Please write out the complete listing that follows, exactly as it reads.

'''

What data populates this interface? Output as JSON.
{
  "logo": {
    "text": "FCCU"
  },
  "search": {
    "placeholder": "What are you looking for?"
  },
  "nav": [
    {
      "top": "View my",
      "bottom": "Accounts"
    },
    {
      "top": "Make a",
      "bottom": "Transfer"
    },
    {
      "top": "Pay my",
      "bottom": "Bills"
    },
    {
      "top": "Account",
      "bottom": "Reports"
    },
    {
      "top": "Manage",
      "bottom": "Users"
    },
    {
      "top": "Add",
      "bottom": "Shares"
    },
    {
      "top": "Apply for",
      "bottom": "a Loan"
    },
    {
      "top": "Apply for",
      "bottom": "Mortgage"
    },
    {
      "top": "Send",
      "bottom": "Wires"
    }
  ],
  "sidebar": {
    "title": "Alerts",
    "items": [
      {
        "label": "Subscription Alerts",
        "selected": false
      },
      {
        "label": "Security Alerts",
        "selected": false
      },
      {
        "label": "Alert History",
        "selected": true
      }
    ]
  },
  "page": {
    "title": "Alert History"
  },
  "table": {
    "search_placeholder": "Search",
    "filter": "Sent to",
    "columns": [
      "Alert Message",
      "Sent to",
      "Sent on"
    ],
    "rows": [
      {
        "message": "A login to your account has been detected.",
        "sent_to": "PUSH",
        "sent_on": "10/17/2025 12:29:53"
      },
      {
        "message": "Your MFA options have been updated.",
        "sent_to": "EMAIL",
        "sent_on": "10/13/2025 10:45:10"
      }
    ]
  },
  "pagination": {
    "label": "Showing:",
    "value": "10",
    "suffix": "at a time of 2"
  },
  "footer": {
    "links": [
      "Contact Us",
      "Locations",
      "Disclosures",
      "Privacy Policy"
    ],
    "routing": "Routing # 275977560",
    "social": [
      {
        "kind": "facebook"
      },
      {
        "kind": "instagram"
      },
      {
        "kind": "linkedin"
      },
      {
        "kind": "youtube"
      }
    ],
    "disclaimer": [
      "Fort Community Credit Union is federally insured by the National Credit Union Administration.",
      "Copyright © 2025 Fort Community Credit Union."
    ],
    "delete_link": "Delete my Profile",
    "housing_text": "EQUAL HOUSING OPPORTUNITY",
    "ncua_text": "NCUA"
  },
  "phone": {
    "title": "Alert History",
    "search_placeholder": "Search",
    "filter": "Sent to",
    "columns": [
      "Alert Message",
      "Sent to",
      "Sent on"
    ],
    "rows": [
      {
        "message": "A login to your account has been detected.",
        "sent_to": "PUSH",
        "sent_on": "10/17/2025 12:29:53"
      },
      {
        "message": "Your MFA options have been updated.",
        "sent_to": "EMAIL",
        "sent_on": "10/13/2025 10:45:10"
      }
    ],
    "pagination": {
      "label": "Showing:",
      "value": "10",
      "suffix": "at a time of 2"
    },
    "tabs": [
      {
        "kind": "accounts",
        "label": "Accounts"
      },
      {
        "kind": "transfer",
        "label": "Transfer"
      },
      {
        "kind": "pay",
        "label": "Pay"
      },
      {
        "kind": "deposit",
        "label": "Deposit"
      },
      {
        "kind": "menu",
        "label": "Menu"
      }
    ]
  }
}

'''

- **Final answer**:
What data populates this interface? Output as JSON.
{
  "logo": {
    "text": "FCCU"
  },
  "search": {
    "placeholder": "What are you looking for?"
  },
  "nav": [
    {
      "top": "View my",
      "bottom": "Accounts"
    },
    {
      "top": "Make a",
      "bottom": "Transfer"
    },
    {
      "top": "Pay my",
      "bottom": "Bills"
    },
    {
      "top": "Account",
      "bottom": "Reports"
    },
    {
      "top": "Manage",
      "bottom": "Users"
    },
    {
      "top": "Add",
      "bottom": "Shares"
    },
    {
      "top": "Apply for",
      "bottom": "a Loan"
    },
    {
      "top": "Apply for",
      "bottom": "Mortgage"
    },
    {
      "top": "Send",
      "bottom": "Wires"
    }
  ],
  "sidebar": {
    "title": "Alerts",
    "items": [
      {
        "label": "Subscription Alerts",
        "selected": false
      },
      {
        "label": "Security Alerts",
        "selected": false
      },
      {
        "label": "Alert History",
        "selected": true
      }
    ]
  },
  "page": {
    "title": "Alert History"
  },
  "table": {
    "search_placeholder": "Search",
    "filter": "Sent to",
    "columns": [
      "Alert Message",
      "Sent to",
      "Sent on"
    ],
    "rows": [
      {
        "message": "A login to your account has been detected.",
        "sent_to": "PUSH",
        "sent_on": "10/17/2025 12:29:53"
      },
      {
        "message": "Your MFA options have been updated.",
        "sent_to": "EMAIL",
        "sent_on": "10/13/2025 10:45:10"
      }
    ]
  },
  "pagination": {
    "label": "Showing:",
    "value": "10",
    "suffix": "at a time of 2"
  },
  "footer": {
    "links": [
      "Contact Us",
      "Locations",
      "Disclosures",
      "Privacy Policy"
    ],
    "routing": "Routing # 275977560",
    "social": [
      {
        "kind": "facebook"
      },
      {
        "kind": "instagram"
      },
      {
        "kind": "linkedin"
      },
      {
        "kind": "youtube"
      }
    ],
    "disclaimer": [
      "Fort Community Credit Union is federally insured by the National Credit Union Administration.",
      "Copyright © 2025 Fort Community Credit Union."
    ],
    "delete_link": "Delete my Profile",
    "housing_text": "EQUAL HOUSING OPPORTUNITY",
    "ncua_text": "NCUA"
  },
  "phone": {
    "title": "Alert History",
    "search_placeholder": "Search",
    "filter": "Sent to",
    "columns": [
      "Alert Message",
      "Sent to",
      "Sent on"
    ],
    "rows": [
      {
        "message": "A login to your account has been detected.",
        "sent_to": "PUSH",
        "sent_on": "10/17/2025 12:29:53"
      },
      {
        "message": "Your MFA options have been updated.",
        "sent_to": "EMAIL",
        "sent_on": "10/13/2025 10:45:10"
      }
    ],
    "pagination": {
      "label": "Showing:",
      "value": "10",
      "suffix": "at a time of 2"
    },
    "tabs": [
      {
        "kind": "accounts",
        "label": "Accounts"
      },
      {
        "kind": "transfer",
        "label": "Transfer"
      },
      {
        "kind": "pay",
        "label": "Pay"
      },
      {
        "kind": "deposit",
        "label": "Deposit"
      },
      {
        "kind": "menu",
        "label": "Menu"
      }
    ]
  }
}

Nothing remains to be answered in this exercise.